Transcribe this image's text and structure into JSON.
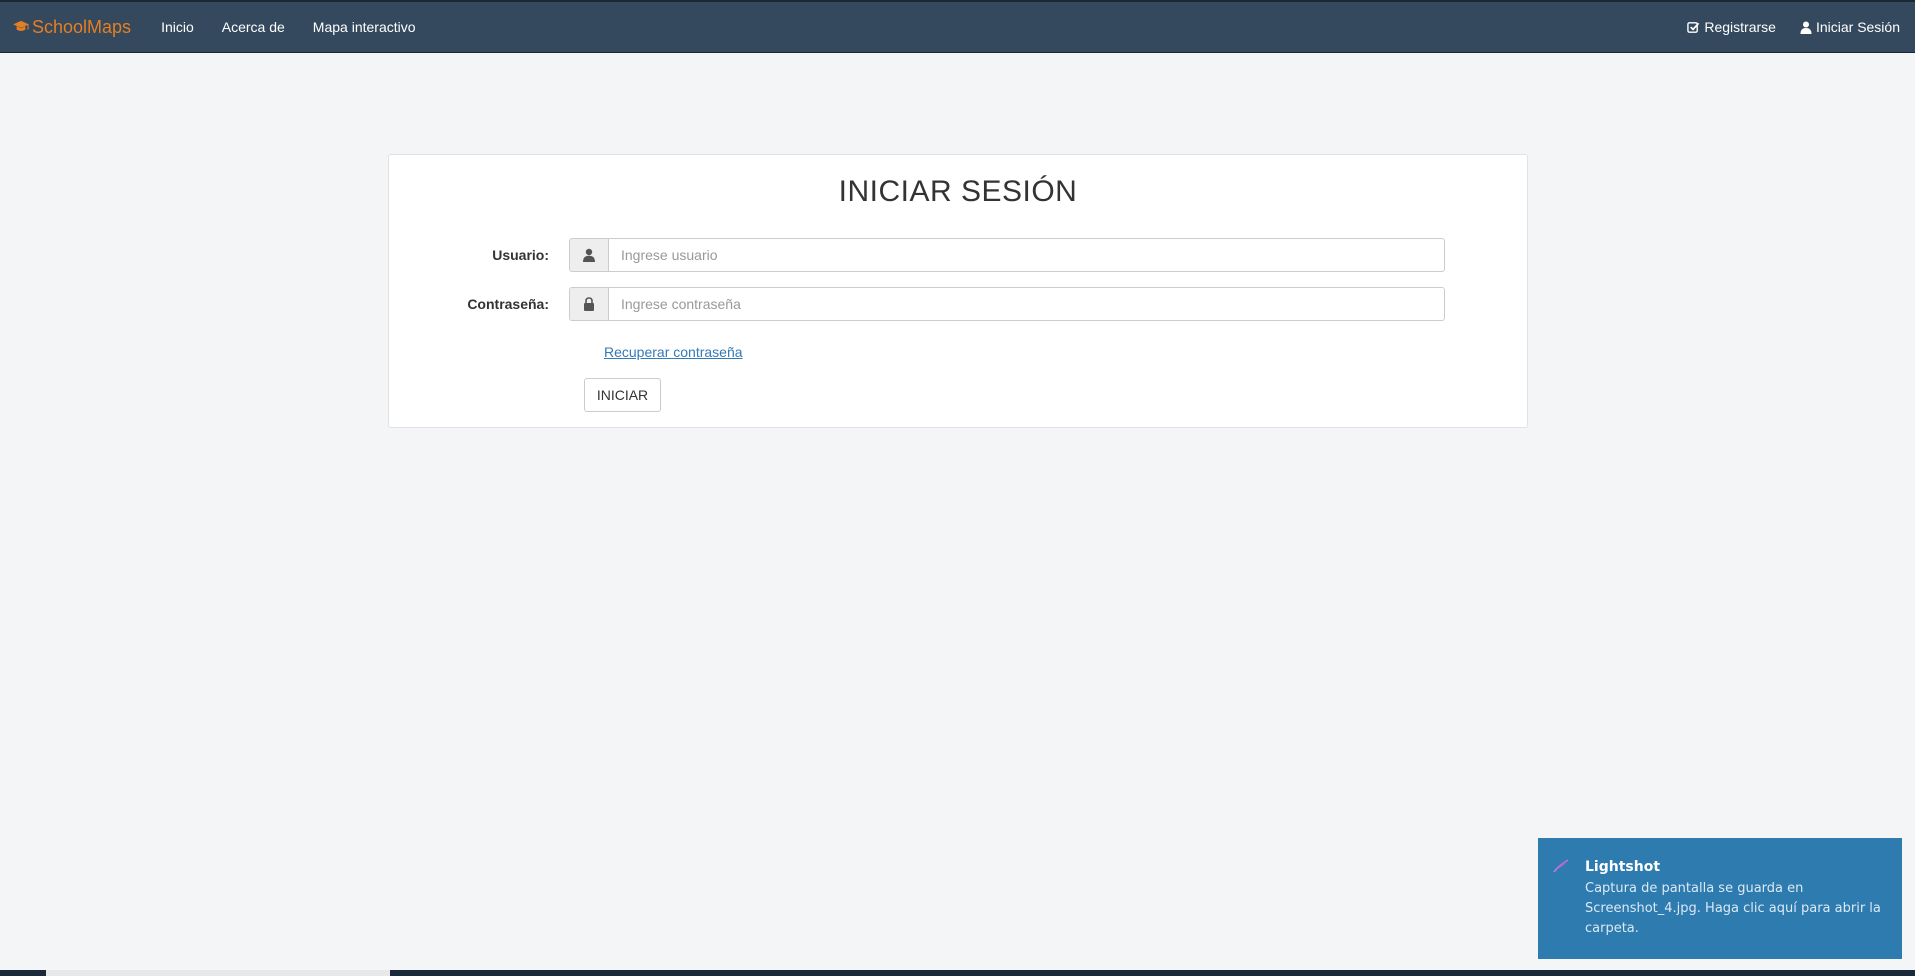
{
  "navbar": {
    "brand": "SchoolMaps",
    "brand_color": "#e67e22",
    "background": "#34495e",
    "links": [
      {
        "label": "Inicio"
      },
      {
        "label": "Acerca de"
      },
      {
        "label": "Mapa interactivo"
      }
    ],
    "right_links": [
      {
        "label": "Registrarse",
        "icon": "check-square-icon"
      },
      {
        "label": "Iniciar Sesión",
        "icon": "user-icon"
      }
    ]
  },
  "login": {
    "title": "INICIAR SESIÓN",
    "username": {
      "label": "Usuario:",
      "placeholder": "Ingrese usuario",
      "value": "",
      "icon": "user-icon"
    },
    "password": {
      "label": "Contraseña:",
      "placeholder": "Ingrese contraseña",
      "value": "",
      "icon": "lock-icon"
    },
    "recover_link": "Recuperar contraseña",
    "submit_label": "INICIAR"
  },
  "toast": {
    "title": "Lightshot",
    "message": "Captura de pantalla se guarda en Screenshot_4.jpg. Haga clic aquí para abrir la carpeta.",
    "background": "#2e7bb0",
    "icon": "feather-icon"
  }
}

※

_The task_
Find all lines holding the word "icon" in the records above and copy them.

_Answer area_
        "icon": "check-square-icon"
        "icon": "user-icon"
      "icon": "user-icon"
      "icon": "lock-icon"
    "icon": "feather-icon"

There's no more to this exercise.